I’ve been asked by someone I supervised a few years ago for a reference. She did only an adequate job, but I like her and wish her the best. What should I say?
Signed, Feeling Awkward
Dear Feeling Awkward,
You might consider talking with your former direct report to find out what she’s achieved since you last worked with her, says Kelly Marinelli, founder of Solve HR Inc. and a talent acquisition expert with the Society of Human Resource Management. Learning about her recent professional growth may help you give a stronger reference. When you speak with her, be honest about what your feedback is likely to be, so she can decide whether to keep you on her reference list.
If you’d rather not have this conversation, but still want to support this person, Marinelli suggests you give an honest reference highlighting examples of things she did well.
“If her work product was adequate, you can probably describe her as a ‘reliable performer’ whose work was ‘consistent,’” Marinelli says. “Maybe you don’t think she was the star of your department, but if she always showed up, did her work, and met deadlines, then these characteristics can make her a good employee.”

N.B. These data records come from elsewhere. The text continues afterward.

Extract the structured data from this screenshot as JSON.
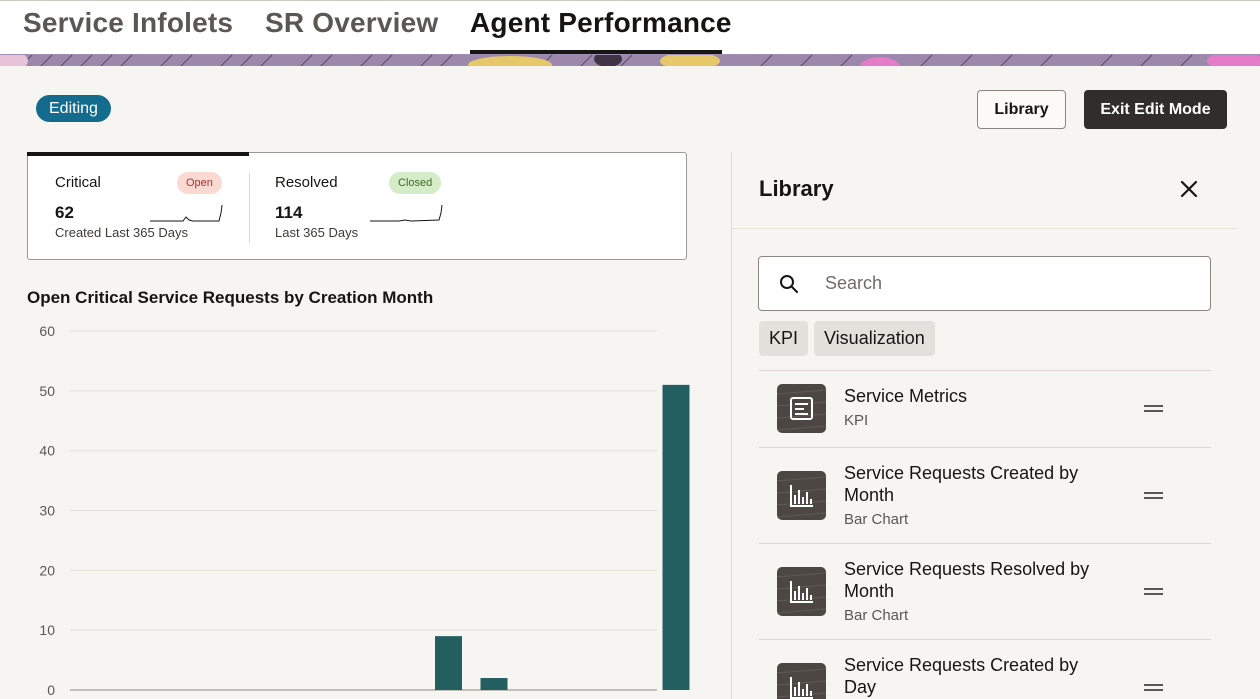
{
  "tabs": [
    {
      "label": "Service Infolets",
      "active": false
    },
    {
      "label": "SR Overview",
      "active": false
    },
    {
      "label": "Agent Performance",
      "active": true
    }
  ],
  "status_badge": "Editing",
  "buttons": {
    "library": "Library",
    "exit_edit": "Exit Edit Mode"
  },
  "kpis": [
    {
      "title": "Critical",
      "badge": "Open",
      "value": "62",
      "subtitle": "Created Last 365 Days"
    },
    {
      "title": "Resolved",
      "badge": "Closed",
      "value": "114",
      "subtitle": "Last 365 Days"
    }
  ],
  "chart_title": "Open Critical Service Requests by Creation Month",
  "chart_data": {
    "type": "bar",
    "title": "Open Critical Service Requests by Creation Month",
    "ylim": [
      0,
      60
    ],
    "yticks": [
      "0",
      "10",
      "20",
      "30",
      "40",
      "50",
      "60"
    ],
    "values": [
      0,
      0,
      0,
      0,
      0,
      0,
      0,
      9,
      2,
      0,
      0,
      0,
      51
    ],
    "color": "#235e61"
  },
  "library": {
    "title": "Library",
    "search_placeholder": "Search",
    "chips": [
      "KPI",
      "Visualization"
    ],
    "items": [
      {
        "name": "Service Metrics",
        "type": "KPI",
        "icon": "kpi-icon"
      },
      {
        "name": "Service Requests Created by Month",
        "type": "Bar Chart",
        "icon": "bar-chart-icon"
      },
      {
        "name": "Service Requests Resolved by Month",
        "type": "Bar Chart",
        "icon": "bar-chart-icon"
      },
      {
        "name": "Service Requests Created by Day",
        "type": "",
        "icon": "bar-chart-icon"
      }
    ]
  },
  "colors": {
    "accent": "#136b8e",
    "bar": "#235e61",
    "dark_button": "#312d2a"
  }
}
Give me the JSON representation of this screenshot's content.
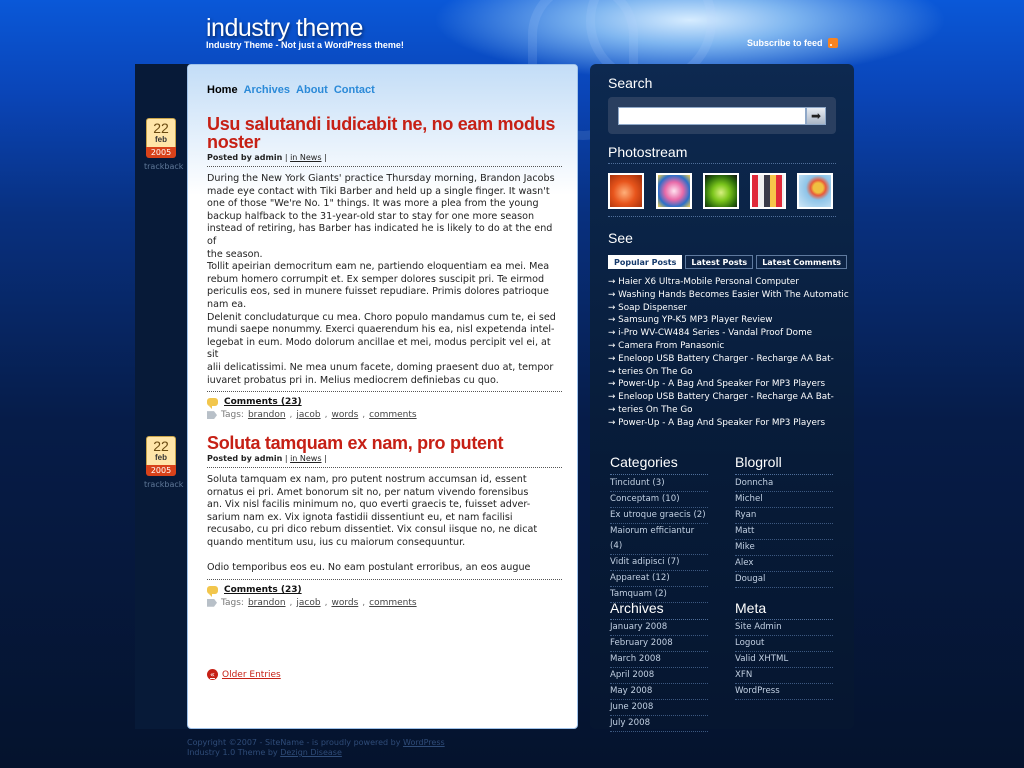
{
  "header": {
    "site_title": "industry theme",
    "tagline": "Industry Theme - Not just a WordPress theme!",
    "subscribe_label": "Subscribe to feed"
  },
  "nav": [
    "Home",
    "Archives",
    "About",
    "Contact"
  ],
  "posts": [
    {
      "date": {
        "day": "22",
        "month": "feb",
        "year": "2005"
      },
      "trackback": "trackback",
      "title_lines": [
        "Usu salutandi iudicabit ne, no eam modus",
        "noster"
      ],
      "meta": {
        "posted_by_label": "Posted by",
        "author": "admin",
        "category": "in News"
      },
      "body_lines": [
        "During the New York Giants' practice Thursday morning, Brandon Jacobs",
        "made eye contact with Tiki Barber and held up a single finger. It wasn't",
        "one of those \"We're No. 1\" things. It was more a plea from the young",
        "backup halfback to the 31-year-old star to stay for one more season",
        "instead of retiring, has Barber has indicated he is likely to do at the end of",
        "the season.",
        "Tollit apeirian democritum eam ne, partiendo eloquentiam ea mei. Mea",
        "rebum homero corrumpit et. Ex semper dolores suscipit pri. Te eirmod",
        "periculis eos, sed in munere fuisset repudiare. Primis dolores patrioque",
        "nam ea.",
        "Delenit concludaturque cu mea. Choro populo mandamus cum te, ei sed",
        "mundi saepe nonummy. Exerci quaerendum his ea, nisl expetenda intel-",
        "legebat in eum. Modo dolorum ancillae et mei, modus percipit vel ei, at sit",
        "alii delicatissimi. Ne mea unum facete, doming praesent duo at, tempor",
        "iuvaret probatus pri in. Melius mediocrem definiebas cu quo."
      ],
      "comments_label": "Comments (23)",
      "tags_label": "Tags:",
      "tags": [
        "brandon",
        "jacob",
        "words",
        "comments"
      ]
    },
    {
      "date": {
        "day": "22",
        "month": "feb",
        "year": "2005"
      },
      "trackback": "trackback",
      "title_lines": [
        "Soluta tamquam ex nam, pro putent"
      ],
      "meta": {
        "posted_by_label": "Posted by",
        "author": "admin",
        "category": "in News"
      },
      "body_lines": [
        "Soluta tamquam ex nam, pro putent nostrum accumsan id, essent",
        "ornatus ei pri. Amet bonorum sit no, per natum vivendo forensibus",
        "an. Vix nisl facilis minimum no, quo everti graecis te, fuisset adver-",
        "sarium nam ex. Vix ignota fastidii dissentiunt eu, et nam facilisi",
        "recusabo, cu pri dico rebum dissentiet. Vix consul iisque no, ne dicat",
        "quando mentitum usu, ius cu maiorum consequuntur.",
        "",
        "Odio temporibus eos eu. No eam postulant erroribus, an eos augue"
      ],
      "comments_label": "Comments (23)",
      "tags_label": "Tags:",
      "tags": [
        "brandon",
        "jacob",
        "words",
        "comments"
      ]
    }
  ],
  "older_entries": "Older Entries",
  "sidebar": {
    "search_title": "Search",
    "photostream_title": "Photostream",
    "photos": [
      {
        "name": "orange",
        "color": "#e8551c",
        "color2": "#ffb07a"
      },
      {
        "name": "candy",
        "color": "#e86aa8",
        "color2": "#ffd2e6"
      },
      {
        "name": "green-bowl",
        "color": "#4a9a1a",
        "color2": "#c8f070"
      },
      {
        "name": "grid",
        "color": "#c0c0c8",
        "color2": "#e02a3a"
      },
      {
        "name": "balloons",
        "color": "#8ec4e8",
        "color2": "#f0c040"
      }
    ],
    "see_title": "See",
    "tabs": [
      "Popular Posts",
      "Latest Posts",
      "Latest Comments"
    ],
    "see_items": [
      "Haier X6 Ultra-Mobile Personal Computer",
      "Washing Hands Becomes Easier With The Automatic",
      "Soap Dispenser",
      "Samsung YP-K5 MP3 Player Review",
      "i-Pro WV-CW484 Series - Vandal Proof Dome",
      "Camera From Panasonic",
      "Eneloop USB Battery Charger - Recharge AA Bat-",
      "teries On The Go",
      "Power-Up - A Bag And Speaker For MP3 Players",
      "Eneloop USB Battery Charger - Recharge AA Bat-",
      "teries On The Go",
      "Power-Up - A Bag And Speaker For MP3 Players"
    ],
    "categories_title": "Categories",
    "categories": [
      "Tincidunt  (3)",
      "Conceptam (10)",
      "Ex utroque graecis (2)",
      "Maiorum efficiantur (4)",
      "Vidit adipisci (7)",
      "Appareat  (12)",
      "Tamquam (2)"
    ],
    "blogroll_title": "Blogroll",
    "blogroll": [
      "Donncha",
      "Michel",
      "Ryan",
      "Matt",
      "Mike",
      "Alex",
      "Dougal"
    ],
    "archives_title": "Archives",
    "archives": [
      "January 2008",
      "February 2008",
      "March 2008",
      "April 2008",
      "May 2008",
      "June 2008",
      "July 2008"
    ],
    "meta_title": "Meta",
    "meta": [
      "Site Admin",
      "Logout",
      "Valid XHTML",
      "XFN",
      "WordPress"
    ]
  },
  "footer": {
    "line1_text": "Copyright ©2007 - SiteName - is proudly powered by",
    "line1_link": "WordPress",
    "line2_text": "Industry 1.0 Theme by",
    "line2_link": "Dezign Disease"
  }
}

Be prepared to answer truthfully about whether you’d hire her again. You might say that you would, but with the caveat that she receive additional training in a particular area. Above all, don’t feel obliged to give more information than you feel comfortable sharing.